I’m sure they were asking that question in the 1900s, when electric cars were outselling internal- and external-combustion cars.
Not with today’s technology. Battery capacity, recharge time, and capacity to keep recharges over its lifetime are issues.
Oh hell Seba has been trying this push for all too long. The simple answer to the question is NO
As long as 95% of people are not allowed to own a vehicle maybe
Anything is possible, but based on the reality of what would have to happen, the chances of that happening are slim and none.
Sorry, not happening even within 50 years without some kind of major break through in storage. The break throughs in fracking and drilling are so astounding, solar doesn't stand a chance.
I'd advise you to not take bets, nor invest in any of their research companies, oh, and be a little more realistic please......
“Seba argues that the cost of both photovoltaic solar panels and large-scale batteries for energy storage in electric cars will continue to fall, to the point where using them for both energy generation and transportation is significantly cheaper than extracting and transportation carbon-based fuels to be burned.”
If it does, cool. But I bet the “cost” he is using includes subsidies.
Solar power will never be adequate to displace fossil fuels because of the basic physics involved. At noon on a sunny day in mid-summer the sun delivers 1300 watts per square metre and the best available solar panels only deliver 18% of that. That may be fine for residential use, but not industrial.
It might happen. But not in my lifetime and probably not in my kids lifetime.

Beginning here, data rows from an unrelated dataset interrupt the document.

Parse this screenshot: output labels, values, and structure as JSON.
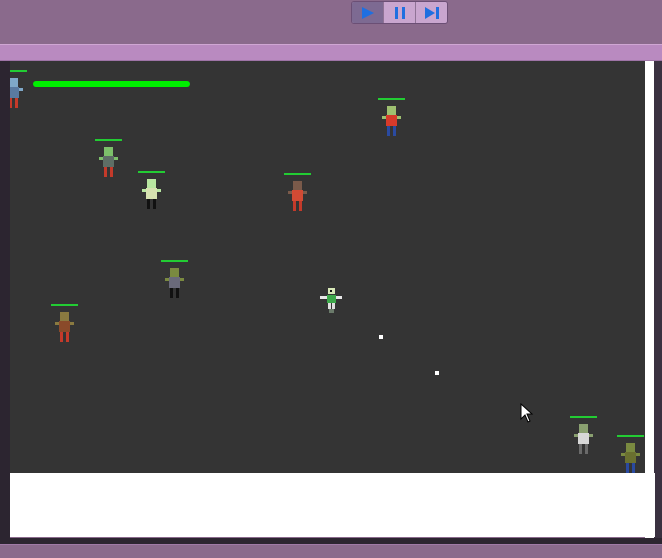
{
  "controls": {
    "play_icon": "play-icon",
    "pause_icon": "pause-icon",
    "step_icon": "step-icon",
    "active": "play"
  },
  "colors": {
    "frame": "#8a6a8c",
    "stripe": "#b98ac0",
    "game_bg": "#343434",
    "health": "#00ee00",
    "zombie_health": "#22cc33",
    "toolbar_icon": "#1f6fe0"
  },
  "player": {
    "health": 1.0
  },
  "zombies": [
    {
      "id": "z1",
      "skin": "#7cc06a",
      "shirt": "#5e6e66",
      "pants": "#c43a2a"
    },
    {
      "id": "z2",
      "skin": "#b8e6a0",
      "shirt": "#d6e2b0",
      "pants": "#111111"
    },
    {
      "id": "z3",
      "skin": "#7a5a4a",
      "shirt": "#d24a34",
      "pants": "#c43a2a"
    },
    {
      "id": "z4",
      "skin": "#9ec070",
      "shirt": "#d63a2a",
      "pants": "#2a4aa0"
    },
    {
      "id": "z5",
      "skin": "#7a8a40",
      "shirt": "#6a6a7a",
      "pants": "#111111"
    },
    {
      "id": "z6",
      "skin": "#8a7a40",
      "shirt": "#8a4a2a",
      "pants": "#c43a2a"
    },
    {
      "id": "z7",
      "skin": "#8aa070",
      "shirt": "#d8d8d8",
      "pants": "#6a6a6a"
    },
    {
      "id": "z8",
      "skin": "#7a8a40",
      "shirt": "#6a7030",
      "pants": "#2a4aa0"
    },
    {
      "id": "z9",
      "skin": "#7fa8c8",
      "shirt": "#5a7aa0",
      "pants": "#c43a2a"
    }
  ]
}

I read a report the other night on the global supply of lithium to make LiIon batteries. If Tesla makes 100,000 cars per year, they pretty much exhaust the world’s production capacity of lithium. The richest lithium resources are in an ecologically sensitive area in south America which will be completely destroyed if production ramps up.
The dirty little secret of EVs.
Chemical fuels that burn oxygen beat any kind of battery all hollow right now. I wish engineers well in developing better batteries, but they are probably going to be finicky.
There is some potential market for hybrids, combo-cars that use electrical components together with generator-driving engines which are carefully tuned to do well driving the generator rather than being the prime mover of a mechanical transmission. That could squeeze a few more MPG out of gasoline and diesel fuels. Robustness is the key to widespread acceptability. Costing a king’s ransom to fix is not a way to sell cars in the long run.
When the wind don’t blow and the sun don’t shine, wind and solar power can’t make hay ...
Never happen !!!
At least currently that’s where we get lithium. More serious demand will pull in additional sources.